Exercise instructions:
Pull each line containing "レイヤー" out of the data and copy it.
-- Materials provided follows --
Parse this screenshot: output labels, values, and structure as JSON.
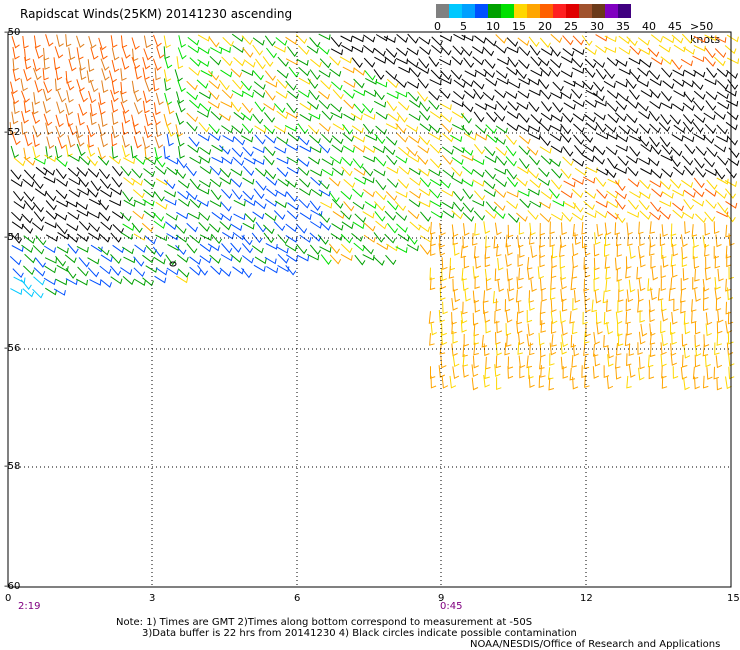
{
  "title": "Rapidscat Winds(25KM) 20141230 ascending",
  "legend": {
    "colors": [
      "#808080",
      "#00c8ff",
      "#00a0ff",
      "#0050ff",
      "#00a000",
      "#00e000",
      "#ffd700",
      "#ffa500",
      "#ff6000",
      "#ff2020",
      "#e00000",
      "#a0522d",
      "#6b3a1a",
      "#8000c0",
      "#400080"
    ],
    "labels": [
      "0",
      "5",
      "10",
      "15",
      "20",
      "25",
      "30",
      "35",
      "40",
      "45"
    ],
    "unit": ">50 knots"
  },
  "lat_labels": [
    "-50",
    "-52",
    "-54",
    "-56",
    "-58",
    "-60"
  ],
  "lon_labels": [
    "0",
    "3",
    "6",
    "9",
    "12",
    "15"
  ],
  "time_labels": [
    "2:19",
    "0:45"
  ],
  "notes": [
    "Note: 1) Times are GMT 2)Times along bottom correspond to measurement at -50S",
    "3)Data buffer is 22 hrs from 20141230 4) Black circles indicate possible contamination",
    "NOAA/NESDIS/Office of Research and Applications"
  ]
}
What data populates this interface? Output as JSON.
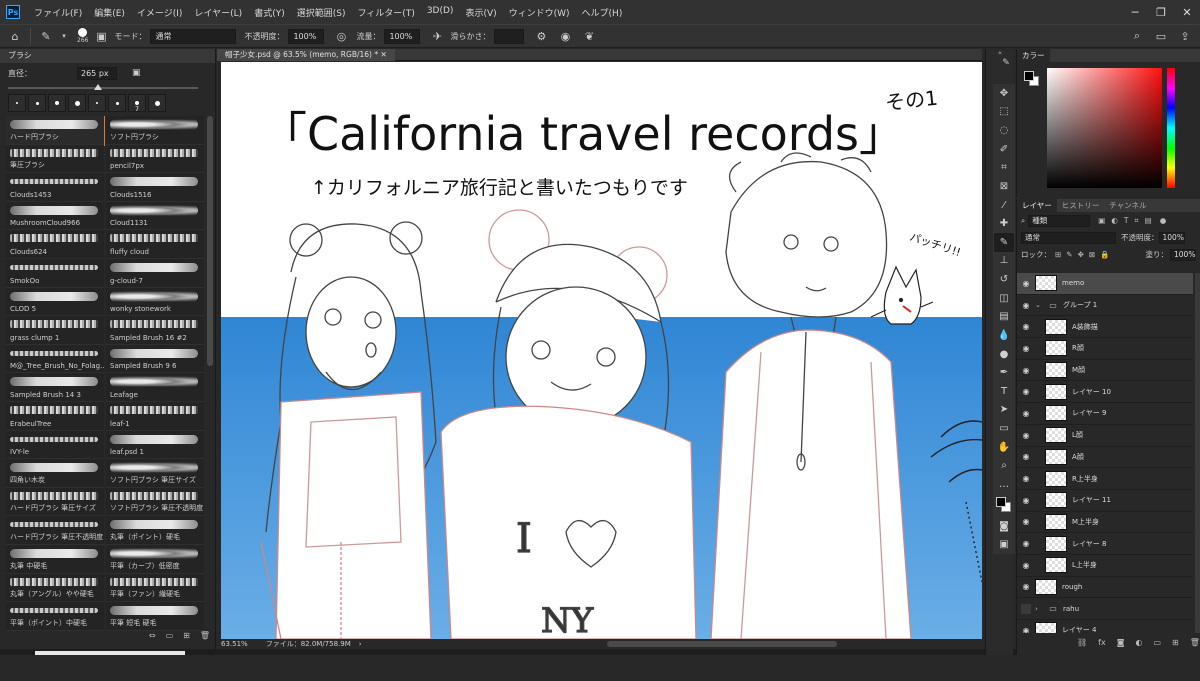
{
  "app": {
    "logo": "Ps"
  },
  "menu": [
    "ファイル(F)",
    "編集(E)",
    "イメージ(I)",
    "レイヤー(L)",
    "書式(Y)",
    "選択範囲(S)",
    "フィルター(T)",
    "3D(D)",
    "表示(V)",
    "ウィンドウ(W)",
    "ヘルプ(H)"
  ],
  "options": {
    "brush_size": "266",
    "mode_label": "モード：",
    "mode_value": "通常",
    "opacity_label": "不透明度：",
    "opacity_value": "100%",
    "flow_label": "流量：",
    "flow_value": "100%",
    "smoothing_label": "滑らかさ：",
    "smoothing_value": ""
  },
  "brush_panel": {
    "title": "ブラシ",
    "size_label": "直径：",
    "size_value": "265 px",
    "tips": [
      "",
      "",
      "",
      "",
      "",
      "",
      "7",
      ""
    ],
    "brushes": [
      "ハード円ブラシ",
      "ソフト円ブラシ",
      "筆圧ブラシ",
      "pencil7px",
      "Clouds1453",
      "Clouds1516",
      "MushroomCloud966",
      "Cloud1131",
      "Clouds624",
      "fluffy cloud",
      "SmokOo",
      "g-cloud-7",
      "CLOD 5",
      "wonky stonework",
      "grass clump 1",
      "Sampled Brush 16 #2",
      "M@_Tree_Brush_No_Folag...",
      "Sampled Brush 9 6",
      "Sampled Brush 14 3",
      "Leafage",
      "ErabeulTree",
      "leaf-1",
      "IVY-le",
      "leaf.psd 1",
      "四角い木炭",
      "ソフト円ブラシ 筆圧サイズ",
      "ハード円ブラシ 筆圧サイズ",
      "ソフト円ブラシ 筆圧不透明度",
      "ハード円ブラシ 筆圧不透明度",
      "丸筆（ポイント）硬毛",
      "丸筆 中硬毛",
      "平筆（カーブ）低密度",
      "丸筆（アングル）やや硬毛",
      "平筆（ファン）繊硬毛",
      "平筆（ポイント）中硬毛",
      "平筆 短毛 硬毛"
    ]
  },
  "document": {
    "tab_title": "帽子少女.psd @ 63.5% (memo, RGB/16) *",
    "canvas_title": "「California travel records」",
    "canvas_note_right": "その1",
    "canvas_subtitle": "↑カリフォルニア旅行記と書いたつもりです",
    "canvas_sfx": "パッチリ!!",
    "shirt_text_1": "I",
    "shirt_text_2": "NY"
  },
  "status": {
    "zoom": "63.51%",
    "file": "ファイル：82.0M/758.9M"
  },
  "color_panel": {
    "tab": "カラー"
  },
  "layer_panel": {
    "tabs": [
      "レイヤー",
      "ヒストリー",
      "チャンネル"
    ],
    "filter_kind": "種類",
    "blend_mode": "通常",
    "opacity_label": "不透明度：",
    "opacity_value": "100%",
    "lock_label": "ロック：",
    "fill_label": "塗り：",
    "fill_value": "100%",
    "layers": [
      {
        "name": "memo",
        "kind": "layer",
        "selected": true,
        "visible": true,
        "indent": false
      },
      {
        "name": "グループ 1",
        "kind": "group",
        "selected": false,
        "visible": true,
        "indent": false
      },
      {
        "name": "A装飾描",
        "kind": "layer",
        "selected": false,
        "visible": true,
        "indent": true
      },
      {
        "name": "R顔",
        "kind": "layer",
        "selected": false,
        "visible": true,
        "indent": true
      },
      {
        "name": "M顔",
        "kind": "layer",
        "selected": false,
        "visible": true,
        "indent": true
      },
      {
        "name": "レイヤー 10",
        "kind": "layer",
        "selected": false,
        "visible": true,
        "indent": true
      },
      {
        "name": "レイヤー 9",
        "kind": "layer",
        "selected": false,
        "visible": true,
        "indent": true
      },
      {
        "name": "L顔",
        "kind": "layer",
        "selected": false,
        "visible": true,
        "indent": true
      },
      {
        "name": "A顔",
        "kind": "layer",
        "selected": false,
        "visible": true,
        "indent": true
      },
      {
        "name": "R上半身",
        "kind": "layer",
        "selected": false,
        "visible": true,
        "indent": true
      },
      {
        "name": "レイヤー 11",
        "kind": "layer",
        "selected": false,
        "visible": true,
        "indent": true
      },
      {
        "name": "M上半身",
        "kind": "layer",
        "selected": false,
        "visible": true,
        "indent": true
      },
      {
        "name": "レイヤー 8",
        "kind": "layer",
        "selected": false,
        "visible": true,
        "indent": true
      },
      {
        "name": "L上半身",
        "kind": "layer",
        "selected": false,
        "visible": true,
        "indent": true
      },
      {
        "name": "rough",
        "kind": "layer",
        "selected": false,
        "visible": true,
        "indent": false
      },
      {
        "name": "rahu",
        "kind": "group",
        "selected": false,
        "visible": false,
        "indent": false
      },
      {
        "name": "レイヤー 4",
        "kind": "layer",
        "selected": false,
        "visible": true,
        "indent": false
      }
    ]
  },
  "colors": {
    "accent": "#d97a30",
    "sea": "#3b8fd8",
    "foreground": "#000000",
    "background": "#ffffff"
  }
}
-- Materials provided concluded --
Exercise output:
    "レイヤー(L)",
      "レイヤー",
        "name": "レイヤー 10",
        "name": "レイヤー 9",
        "name": "レイヤー 11",
        "name": "レイヤー 8",
        "name": "レイヤー 4",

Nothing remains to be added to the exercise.